When a new prospect comes to you, they don't want to be "sold." A new prospect has a problem and they want to know how to solve it. If you can solve their problem easily, you're more likely to get the sale. For instance, if you are a tech company, you probably get asked how to calculate ROI or how to keep someone from bouncing from your website? Before the prospective company comes to you, however, it is likely they've already tried to figure out the answer on their own. Your job as a sales rep is to provide helpful information that will not annoy them. Being genuinely helpful is what will get you in front of decision-makers, not annoying phone calls and emails to the wrong people.
The Inbound Method of Sales involves the awareness stage, consideration stage and the decision stage. During awareness, a salesperson's job is to provide helpful content to someone who is seeking the answer to a question. Someone in the awareness stage may not even know they are looking yet, so being a pushy salesperson could be quite off-putting. In the consideration stage, the person is well aware of the problem they are facing and actively searching for a way to solve the issue. As a salesperson, it is now your job to provide the helpful information for these people to research. This could be done by a webinar, a step-by-step guide or offering to LISTEN to the problem at hand. Yes, I said listen. In the decision stage, the problem now needs resolved and the prospect is looking for a coherent strategy. The decision stage is the most important for the salesperson. This is because the active prospect is now ready to be a buyer.
First, it puts the buyer before the sale. That means that you are researching the "Buyer's Journey" that your prospect is likely to follow and helping them along the way. You are no longer cold-calling and sending emails to no-man's-land. Just like with inbound marketing, inbound sales will nurture the prospect along the buyer's journey.

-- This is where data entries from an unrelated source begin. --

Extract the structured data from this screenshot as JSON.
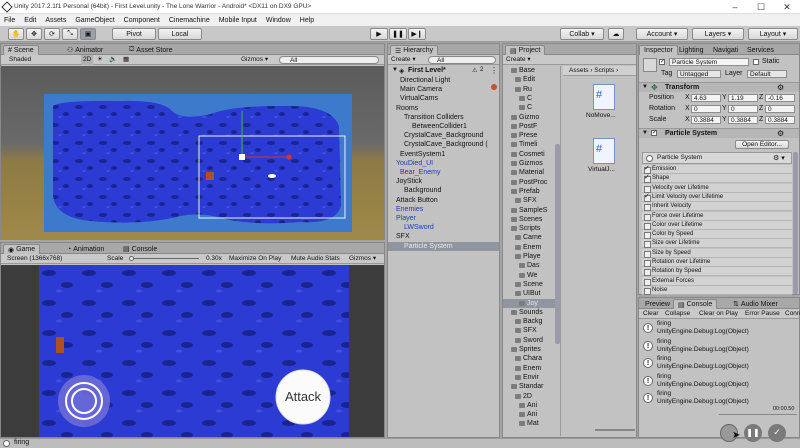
{
  "window": {
    "title": "Unity 2017.2.1f1 Personal (64bit) - First Level.unity - The Lone Warrior - Android* <DX11 on DX9 GPU>",
    "minimize": "–",
    "maximize": "☐",
    "close": "✕"
  },
  "menu": [
    "File",
    "Edit",
    "Assets",
    "GameObject",
    "Component",
    "Cinemachine",
    "Mobile Input",
    "Window",
    "Help"
  ],
  "toolbar": {
    "pivot": "Pivot",
    "local": "Local",
    "collab": "Collab ▾",
    "account": "Account ▾",
    "layers": "Layers ▾",
    "layout": "Layout ▾"
  },
  "scene": {
    "tabs": [
      "Scene",
      "Animator",
      "Asset Store"
    ],
    "shading": "Shaded",
    "mode_2d": "2D",
    "gizmos": "Gizmos ▾",
    "search": "All"
  },
  "game": {
    "tabs": [
      "Game",
      "Animation",
      "Console"
    ],
    "display": "Screen (1366x768)",
    "scale_label": "Scale",
    "scale_value": "0.30x",
    "options": [
      "Maximize On Play",
      "Mute Audio",
      "Stats",
      "Gizmos ▾"
    ],
    "attack": "Attack"
  },
  "hierarchy": {
    "tab": "Hierarchy",
    "create": "Create ▾",
    "search": "All",
    "scene_name": "First Level*",
    "count": "2",
    "items": [
      {
        "label": "Directional Light",
        "indent": 3,
        "style": ""
      },
      {
        "label": "Main Camera",
        "indent": 3,
        "style": ""
      },
      {
        "label": "VirtualCams",
        "indent": 3,
        "style": ""
      },
      {
        "label": "Rooms",
        "indent": 2,
        "style": ""
      },
      {
        "label": "Transition Colliders",
        "indent": 4,
        "style": ""
      },
      {
        "label": "BetweenCollider1",
        "indent": 6,
        "style": ""
      },
      {
        "label": "CrystalCave_Background",
        "indent": 4,
        "style": ""
      },
      {
        "label": "CrystalCave_Background (",
        "indent": 4,
        "style": ""
      },
      {
        "label": "EventSystem1",
        "indent": 3,
        "style": ""
      },
      {
        "label": "YouDied_UI",
        "indent": 2,
        "style": "blue"
      },
      {
        "label": "Bear_Enemy",
        "indent": 3,
        "style": "blue"
      },
      {
        "label": "JoyStick",
        "indent": 2,
        "style": ""
      },
      {
        "label": "Background",
        "indent": 4,
        "style": ""
      },
      {
        "label": "Attack Button",
        "indent": 2,
        "style": ""
      },
      {
        "label": "Enemies",
        "indent": 2,
        "style": "blue"
      },
      {
        "label": "Player",
        "indent": 2,
        "style": "blue"
      },
      {
        "label": "LWSword",
        "indent": 4,
        "style": "blue"
      },
      {
        "label": "SFX",
        "indent": 2,
        "style": ""
      },
      {
        "label": "Particle System",
        "indent": 4,
        "style": "sel"
      }
    ]
  },
  "project": {
    "tab": "Project",
    "create": "Create ▾",
    "tree": [
      "Base",
      "Edit",
      "Ru",
      "C",
      "C",
      "Gizmo",
      "PostF",
      "Prese",
      "Timeli",
      "Cosmeti",
      "Gizmos",
      "Material",
      "PostProc",
      "Prefab",
      "SFX",
      "SampleS",
      "Scenes",
      "Scripts",
      "Came",
      "Enem",
      "Playe",
      "Das",
      "We",
      "Scene",
      "UIBut",
      "Joy",
      "Sounds",
      "Backg",
      "SFX",
      "Sword",
      "Sprites",
      "Chara",
      "Enem",
      "Envir",
      "Standar",
      "2D",
      "Ani",
      "Ani",
      "Mat"
    ],
    "breadcrumb": "Assets › Scripts ›",
    "files": [
      "NoMove...",
      "VirtualJ..."
    ]
  },
  "inspector": {
    "tabs": [
      "Inspector",
      "Lighting",
      "Navigati",
      "Services"
    ],
    "object_name": "Particle System",
    "static_label": "Static",
    "tag_label": "Tag",
    "tag_value": "Untagged",
    "layer_label": "Layer",
    "layer_value": "Default",
    "transform": {
      "title": "Transform",
      "rows": [
        {
          "label": "Position",
          "x": "4.63",
          "y": "1.19",
          "z": "-0.16"
        },
        {
          "label": "Rotation",
          "x": "0",
          "y": "0",
          "z": "0"
        },
        {
          "label": "Scale",
          "x": "0.3884",
          "y": "0.3884",
          "z": "0.3884"
        }
      ]
    },
    "ps_title": "Particle System",
    "open_editor": "Open Editor...",
    "ps_name": "Particle System",
    "modules": [
      {
        "label": "Emission",
        "on": true
      },
      {
        "label": "Shape",
        "on": true
      },
      {
        "label": "Velocity over Lifetime",
        "on": false
      },
      {
        "label": "Limit Velocity over Lifetime",
        "on": true
      },
      {
        "label": "Inherit Velocity",
        "on": false
      },
      {
        "label": "Force over Lifetime",
        "on": false
      },
      {
        "label": "Color over Lifetime",
        "on": false
      },
      {
        "label": "Color by Speed",
        "on": false
      },
      {
        "label": "Size over Lifetime",
        "on": false
      },
      {
        "label": "Size by Speed",
        "on": false
      },
      {
        "label": "Rotation over Lifetime",
        "on": false
      },
      {
        "label": "Rotation by Speed",
        "on": false
      },
      {
        "label": "External Forces",
        "on": false
      },
      {
        "label": "Noise",
        "on": false
      }
    ]
  },
  "console": {
    "tabs": [
      "Preview",
      "Console",
      "Audio Mixer"
    ],
    "buttons": [
      "Clear",
      "Collapse",
      "Clear on Play",
      "Error Pause",
      "Conn"
    ],
    "entries": [
      {
        "line1": "firing",
        "line2": "UnityEngine.Debug:Log(Object)"
      },
      {
        "line1": "firing",
        "line2": "UnityEngine.Debug:Log(Object)"
      },
      {
        "line1": "firing",
        "line2": "UnityEngine.Debug:Log(Object)"
      },
      {
        "line1": "firing",
        "line2": "UnityEngine.Debug:Log(Object)"
      },
      {
        "line1": "firing",
        "line2": "UnityEngine.Debug:Log(Object)"
      }
    ],
    "time": "00:00.50"
  },
  "status": {
    "message": "firing"
  },
  "colors": {
    "cave": "#2b3bd3",
    "cave_dark": "#1a2490",
    "ground": "#3e7acb",
    "sand": "#8d7a45",
    "selection": "#8f96a0"
  }
}
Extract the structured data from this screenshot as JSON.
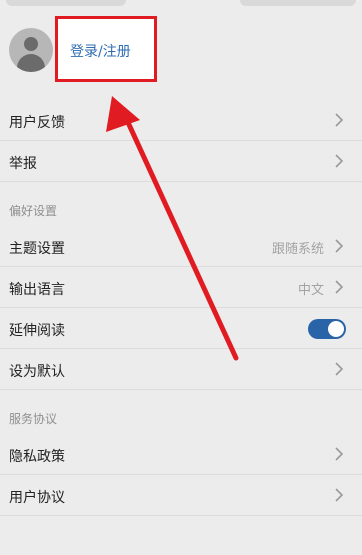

In the awareness stages of Inbound Sales, providing helpful answers (marketing) to questions on social meda, writing content for their industry or company that gives credibility to you as a source, and being an active leader of online discussions can show someone looking for answers that you are a thought leader on the topic. Then, during consideration, the salesperson should be providing helpful blog articles, hosting webinars, and possibly calling to listen to a prospect's problem at hand. After this, you (the salesperson) will know the issue, can solve the issue, and then begin working on a strategy that will help close the sale.
The content you create for your inbound sales prospecting can work in conjunction with your inbound marketing campaigns. In the awareness stage, you will be creating top funnel content that can help bring the prospect into your buyer's journey-focused workflow. A workflow provides the prospective buyer with the awareness, consideration and then decision-making content in that order.
Top funnel content based on a common problem in your prospect's industry is created to draw in new prospects from social media, blogging, or an email. The prospect is provided a link that takes them to a landing page with a form. They fill out the form and receive the content, and you can now send them into your workflow. In the form, they'll be asked to provide an email address. The middle funnel content will be sent to them by email to provide a solution to the problem that they are actively searching for. That content download will then send them your bottom funnel content email to provide ways in which your company can help fix the problem. You may now contact the prospect with a strategy.
If you are finding that cold-calling is no longer working for your company's sales team, it may be time for you to consider trying Inbound Sales. In today's world, social media, Google, and other libraries of information such as Pinterest, Buzzsumo or industry blogs have already been readily available to your prospects. They don't want to start all over from square one; they want more information for a problem they're already having, even if they aren't aware the problem exists.
Start by being a knowledgeable source for your industry. Create a list of common problems for your consumers and then create helpful content that's relevant to those problems. Send your content out on your blog, social media channels, and create online discussions. This will draw prospects to you in a natural, non-pushy way. Then provide case studies for ways you solved these problems for other clients that will give your company the credibility for prospects to look into your company further. If you can provide helpful information for common problems, teach them how to solve the problem, and then become a source for creating a strategy to fix them, you'll be closing a lot more sales.